Ugandan Skaters Make Their Own Fun
Oprah's School for Girls in Africa
I once read that a house cat will go completely feral within a few days of living outside, a figure I think about every long weekend. It's a common symptom of a little extra time off that we get a bit, possibly overly, relaxed -- those back-to-work emails can be unintentionally snarky, or worse, sound angry when we mean to be jokey. (Or, even worse worse, when we're actually angry.)
We've all done it: written a friend or coworker an email in the heat of the moment, typed out in the garbled language of anger. Or else, sent the boss a note pounded into a smart phone while crossing the street, which you only later realize is characterized by a completely unintentional brusqueness. Thankfully, some smartypantses (smarties pants?) last year invented ToneCheck, a program that makes sure your emails don't sound angry. (That we're only figuring out this now? we're adding to the list of things we wish we were on top of.)

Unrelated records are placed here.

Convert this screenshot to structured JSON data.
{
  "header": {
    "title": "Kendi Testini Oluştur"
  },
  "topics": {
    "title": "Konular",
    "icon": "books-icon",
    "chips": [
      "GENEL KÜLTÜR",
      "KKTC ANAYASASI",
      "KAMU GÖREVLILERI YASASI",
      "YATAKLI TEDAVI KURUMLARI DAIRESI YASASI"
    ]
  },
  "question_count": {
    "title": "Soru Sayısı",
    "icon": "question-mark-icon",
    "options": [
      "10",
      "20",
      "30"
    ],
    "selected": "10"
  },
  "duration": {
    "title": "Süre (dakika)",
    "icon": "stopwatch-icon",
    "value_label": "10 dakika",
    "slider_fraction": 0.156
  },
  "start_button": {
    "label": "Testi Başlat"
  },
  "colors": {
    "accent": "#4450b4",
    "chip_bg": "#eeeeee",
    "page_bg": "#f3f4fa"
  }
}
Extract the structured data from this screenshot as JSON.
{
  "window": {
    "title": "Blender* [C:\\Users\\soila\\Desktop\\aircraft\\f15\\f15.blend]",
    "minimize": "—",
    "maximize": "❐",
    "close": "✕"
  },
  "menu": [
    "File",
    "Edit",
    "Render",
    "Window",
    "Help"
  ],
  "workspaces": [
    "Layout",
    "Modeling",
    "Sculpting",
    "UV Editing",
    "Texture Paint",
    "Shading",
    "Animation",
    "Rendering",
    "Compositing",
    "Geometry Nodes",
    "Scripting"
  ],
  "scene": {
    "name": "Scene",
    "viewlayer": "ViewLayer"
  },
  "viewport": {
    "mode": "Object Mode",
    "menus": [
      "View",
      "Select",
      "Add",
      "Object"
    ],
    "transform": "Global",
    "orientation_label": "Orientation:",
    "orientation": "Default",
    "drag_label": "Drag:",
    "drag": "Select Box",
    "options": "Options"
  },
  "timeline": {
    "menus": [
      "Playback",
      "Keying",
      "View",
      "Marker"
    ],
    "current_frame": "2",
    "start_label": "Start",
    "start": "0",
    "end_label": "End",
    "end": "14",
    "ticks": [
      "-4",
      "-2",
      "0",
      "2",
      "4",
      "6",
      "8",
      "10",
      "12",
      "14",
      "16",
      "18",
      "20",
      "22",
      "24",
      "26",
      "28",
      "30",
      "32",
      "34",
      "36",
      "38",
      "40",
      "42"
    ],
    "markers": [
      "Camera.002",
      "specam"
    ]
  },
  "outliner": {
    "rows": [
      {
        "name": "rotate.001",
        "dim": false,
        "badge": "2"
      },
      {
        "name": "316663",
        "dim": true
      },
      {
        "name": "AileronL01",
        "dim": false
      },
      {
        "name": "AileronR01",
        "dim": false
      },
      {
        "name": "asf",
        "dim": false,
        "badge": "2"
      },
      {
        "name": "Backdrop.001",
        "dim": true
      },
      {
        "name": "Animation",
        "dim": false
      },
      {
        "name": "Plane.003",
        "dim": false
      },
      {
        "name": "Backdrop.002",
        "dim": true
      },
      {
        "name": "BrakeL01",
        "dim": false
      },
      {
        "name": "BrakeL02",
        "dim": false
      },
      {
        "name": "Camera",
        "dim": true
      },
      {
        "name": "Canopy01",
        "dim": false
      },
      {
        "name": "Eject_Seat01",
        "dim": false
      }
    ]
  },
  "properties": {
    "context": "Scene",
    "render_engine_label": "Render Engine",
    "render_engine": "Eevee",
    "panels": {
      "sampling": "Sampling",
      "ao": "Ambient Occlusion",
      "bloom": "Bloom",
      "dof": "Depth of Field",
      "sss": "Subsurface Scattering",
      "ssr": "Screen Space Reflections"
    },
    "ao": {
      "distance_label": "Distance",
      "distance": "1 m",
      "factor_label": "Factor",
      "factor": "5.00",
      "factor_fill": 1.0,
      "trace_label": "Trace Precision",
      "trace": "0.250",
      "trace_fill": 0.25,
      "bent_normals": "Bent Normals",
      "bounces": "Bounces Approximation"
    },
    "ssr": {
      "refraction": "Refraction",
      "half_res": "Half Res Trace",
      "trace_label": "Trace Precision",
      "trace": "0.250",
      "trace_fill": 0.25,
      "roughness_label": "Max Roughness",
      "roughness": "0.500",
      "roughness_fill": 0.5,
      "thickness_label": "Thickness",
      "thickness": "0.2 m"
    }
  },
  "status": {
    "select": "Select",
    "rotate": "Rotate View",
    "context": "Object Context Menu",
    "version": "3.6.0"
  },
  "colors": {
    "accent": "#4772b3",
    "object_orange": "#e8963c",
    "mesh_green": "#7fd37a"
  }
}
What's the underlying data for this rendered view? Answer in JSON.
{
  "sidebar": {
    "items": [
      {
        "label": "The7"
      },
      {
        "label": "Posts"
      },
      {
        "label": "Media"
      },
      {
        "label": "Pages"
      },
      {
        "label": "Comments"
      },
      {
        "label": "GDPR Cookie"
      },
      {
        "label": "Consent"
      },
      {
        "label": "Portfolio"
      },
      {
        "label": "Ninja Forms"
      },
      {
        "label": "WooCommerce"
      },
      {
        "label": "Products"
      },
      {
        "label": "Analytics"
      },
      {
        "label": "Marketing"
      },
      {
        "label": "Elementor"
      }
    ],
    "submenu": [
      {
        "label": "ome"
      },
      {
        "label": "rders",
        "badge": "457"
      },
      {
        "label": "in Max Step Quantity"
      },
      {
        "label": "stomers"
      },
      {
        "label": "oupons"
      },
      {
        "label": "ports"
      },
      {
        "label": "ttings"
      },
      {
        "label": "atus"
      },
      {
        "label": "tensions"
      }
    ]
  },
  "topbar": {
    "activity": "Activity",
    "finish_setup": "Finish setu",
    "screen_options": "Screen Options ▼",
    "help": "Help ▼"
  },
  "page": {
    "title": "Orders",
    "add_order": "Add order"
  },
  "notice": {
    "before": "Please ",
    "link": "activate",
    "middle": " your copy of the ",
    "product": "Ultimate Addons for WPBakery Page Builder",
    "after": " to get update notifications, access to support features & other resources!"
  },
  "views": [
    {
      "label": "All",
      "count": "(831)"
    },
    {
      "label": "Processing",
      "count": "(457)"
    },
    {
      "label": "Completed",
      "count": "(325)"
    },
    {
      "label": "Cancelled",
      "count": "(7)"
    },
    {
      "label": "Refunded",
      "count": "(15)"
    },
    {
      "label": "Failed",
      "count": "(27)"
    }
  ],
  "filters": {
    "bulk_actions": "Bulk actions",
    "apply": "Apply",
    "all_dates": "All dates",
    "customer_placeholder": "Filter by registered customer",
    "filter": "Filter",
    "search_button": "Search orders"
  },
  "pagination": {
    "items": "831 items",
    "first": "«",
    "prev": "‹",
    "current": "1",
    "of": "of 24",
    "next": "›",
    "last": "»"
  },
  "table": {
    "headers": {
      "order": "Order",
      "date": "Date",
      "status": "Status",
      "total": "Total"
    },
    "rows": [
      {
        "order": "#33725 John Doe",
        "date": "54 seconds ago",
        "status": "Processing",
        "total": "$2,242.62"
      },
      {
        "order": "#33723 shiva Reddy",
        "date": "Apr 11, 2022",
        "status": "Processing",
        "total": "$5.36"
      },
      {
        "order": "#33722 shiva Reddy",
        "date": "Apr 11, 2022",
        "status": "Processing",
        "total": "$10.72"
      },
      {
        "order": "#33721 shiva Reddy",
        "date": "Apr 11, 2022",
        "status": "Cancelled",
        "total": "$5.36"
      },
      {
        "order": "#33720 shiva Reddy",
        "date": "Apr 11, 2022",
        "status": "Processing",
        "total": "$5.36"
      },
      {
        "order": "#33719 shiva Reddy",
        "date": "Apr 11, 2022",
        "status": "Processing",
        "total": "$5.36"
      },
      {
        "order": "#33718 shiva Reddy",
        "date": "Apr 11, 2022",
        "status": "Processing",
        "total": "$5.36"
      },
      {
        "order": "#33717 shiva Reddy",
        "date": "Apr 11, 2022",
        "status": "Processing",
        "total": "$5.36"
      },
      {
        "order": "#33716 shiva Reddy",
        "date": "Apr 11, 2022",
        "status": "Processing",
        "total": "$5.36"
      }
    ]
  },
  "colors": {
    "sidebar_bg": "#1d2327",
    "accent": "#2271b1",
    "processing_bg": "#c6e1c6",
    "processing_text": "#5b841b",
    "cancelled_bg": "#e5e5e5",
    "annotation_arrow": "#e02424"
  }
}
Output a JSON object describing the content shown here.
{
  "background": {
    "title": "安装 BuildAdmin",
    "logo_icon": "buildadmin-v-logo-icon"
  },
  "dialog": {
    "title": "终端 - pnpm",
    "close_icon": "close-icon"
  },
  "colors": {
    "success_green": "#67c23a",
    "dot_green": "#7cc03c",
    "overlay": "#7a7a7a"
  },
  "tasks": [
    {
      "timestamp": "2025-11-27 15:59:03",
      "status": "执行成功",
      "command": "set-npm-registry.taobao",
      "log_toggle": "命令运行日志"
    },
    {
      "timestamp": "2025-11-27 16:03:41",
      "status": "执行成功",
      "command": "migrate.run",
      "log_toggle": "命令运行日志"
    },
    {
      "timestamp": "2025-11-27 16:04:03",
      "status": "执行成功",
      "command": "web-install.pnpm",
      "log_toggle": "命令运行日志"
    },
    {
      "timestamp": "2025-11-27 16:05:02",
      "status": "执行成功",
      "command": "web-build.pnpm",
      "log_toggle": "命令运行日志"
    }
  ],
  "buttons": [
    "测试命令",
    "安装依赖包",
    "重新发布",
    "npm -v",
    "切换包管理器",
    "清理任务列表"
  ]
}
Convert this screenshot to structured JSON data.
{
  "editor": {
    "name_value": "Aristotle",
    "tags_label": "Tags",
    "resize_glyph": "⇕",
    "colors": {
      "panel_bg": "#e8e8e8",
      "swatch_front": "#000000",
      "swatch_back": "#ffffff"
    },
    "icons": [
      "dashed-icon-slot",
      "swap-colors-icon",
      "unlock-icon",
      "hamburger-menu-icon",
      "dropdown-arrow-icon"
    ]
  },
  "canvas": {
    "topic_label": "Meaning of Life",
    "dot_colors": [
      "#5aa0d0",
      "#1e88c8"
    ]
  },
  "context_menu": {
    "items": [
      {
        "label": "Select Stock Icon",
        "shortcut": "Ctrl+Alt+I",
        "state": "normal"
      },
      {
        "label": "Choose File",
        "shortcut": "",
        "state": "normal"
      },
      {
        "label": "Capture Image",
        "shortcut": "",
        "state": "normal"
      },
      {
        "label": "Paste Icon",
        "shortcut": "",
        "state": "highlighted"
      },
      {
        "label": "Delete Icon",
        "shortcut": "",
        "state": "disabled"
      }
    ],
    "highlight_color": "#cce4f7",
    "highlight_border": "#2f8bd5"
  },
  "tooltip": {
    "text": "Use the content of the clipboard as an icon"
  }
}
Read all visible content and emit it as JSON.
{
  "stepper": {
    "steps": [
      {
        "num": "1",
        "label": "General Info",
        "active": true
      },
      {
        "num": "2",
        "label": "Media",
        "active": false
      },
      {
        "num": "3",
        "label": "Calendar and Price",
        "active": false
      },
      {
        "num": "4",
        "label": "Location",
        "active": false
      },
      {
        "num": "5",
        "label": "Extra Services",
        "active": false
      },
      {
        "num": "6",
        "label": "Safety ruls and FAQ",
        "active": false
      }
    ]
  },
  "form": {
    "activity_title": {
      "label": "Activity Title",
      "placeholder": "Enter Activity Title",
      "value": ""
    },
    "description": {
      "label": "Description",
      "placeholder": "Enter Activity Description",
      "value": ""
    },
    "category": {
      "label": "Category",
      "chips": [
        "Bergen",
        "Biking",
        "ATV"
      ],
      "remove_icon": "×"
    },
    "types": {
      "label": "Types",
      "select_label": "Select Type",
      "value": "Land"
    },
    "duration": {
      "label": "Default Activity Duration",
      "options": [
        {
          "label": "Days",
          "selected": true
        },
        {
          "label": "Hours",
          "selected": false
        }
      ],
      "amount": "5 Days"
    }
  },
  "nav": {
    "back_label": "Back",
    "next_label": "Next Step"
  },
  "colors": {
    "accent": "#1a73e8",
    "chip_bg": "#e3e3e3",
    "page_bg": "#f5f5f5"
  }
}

Still: One free download later, your emails will feature this handy key along the bottom:
As your note veers into the spittle-flecked screed territory, the "tone alert" bar increases in concerned red lines. Key phrases are called out, and helpfully labelled with corresponding emotions (over 200 of them, according to the ToneCheck site): "upsetting," "concerning," all the way up to "aggressive." The idea being you'll never accidentally start a digital feud with your sister because she thought you were mad and you thought she was mad and... well, you get the idea.
Increase Your Workplace Well-Being
A Roadmap to Email Sanity
The Email Typo That Led to Love
The voice of NASA administrator Charles Bolden was radioed to the rover, to the surface of Mars, and back to Earth again, which is the first instance of the recorded human voice traveling to space and back again. Somehow he resisted the urge to just recite the opening lines of "Star Trek," and instead congratulated all those who had a part of making Curiosity a reality. Hear the message (and see the maybe-bored, maybe-subtly-inspired faces of listening NASA employees!) here.
Dave Lavery, NASA Curiosity program executive explained on CNN that, "We hope these words will be an inspiration to someone alive today who will become the first to stand upon the surface of Mars. And like the great Neil Armstrong, they will speak aloud of that next giant leap in human exploration."
While considering the deeply strange idea that a human voice is proclaiming the greatness of the United States to an uninhabited (probably) crater on Mars, let's also celebrate the fact that the human voice selected didn't belong to a reality-show star or Hollywood actress or even a political powerhouse, but a hard-working, intelligent employee. Go Charles!
Dare Mighty Things: Celebrating Curiosity
Real Life Visitors from Outer Space
Even the, hm, less-globally-powerful among us can learn from these eminent figures, from Hilary Clinton to Beyonce. Forbes has helpfully culled some highlights:
It occurs to me that these are actually all part of the same thing, basically three ways of saying: Don't put up mental blocks in your way. It holds true in so many ways, in so many different corners of our lives. Even if we don't actually want to be the most powerful women in the world. Even if our wildest aspirations are actually to be the most powerful woman within a significantly smaller sphere of influence, even if -- maybe especially if -- the people we wish to lead and inspire are just the kids snoozing in the bedrooms down the hall.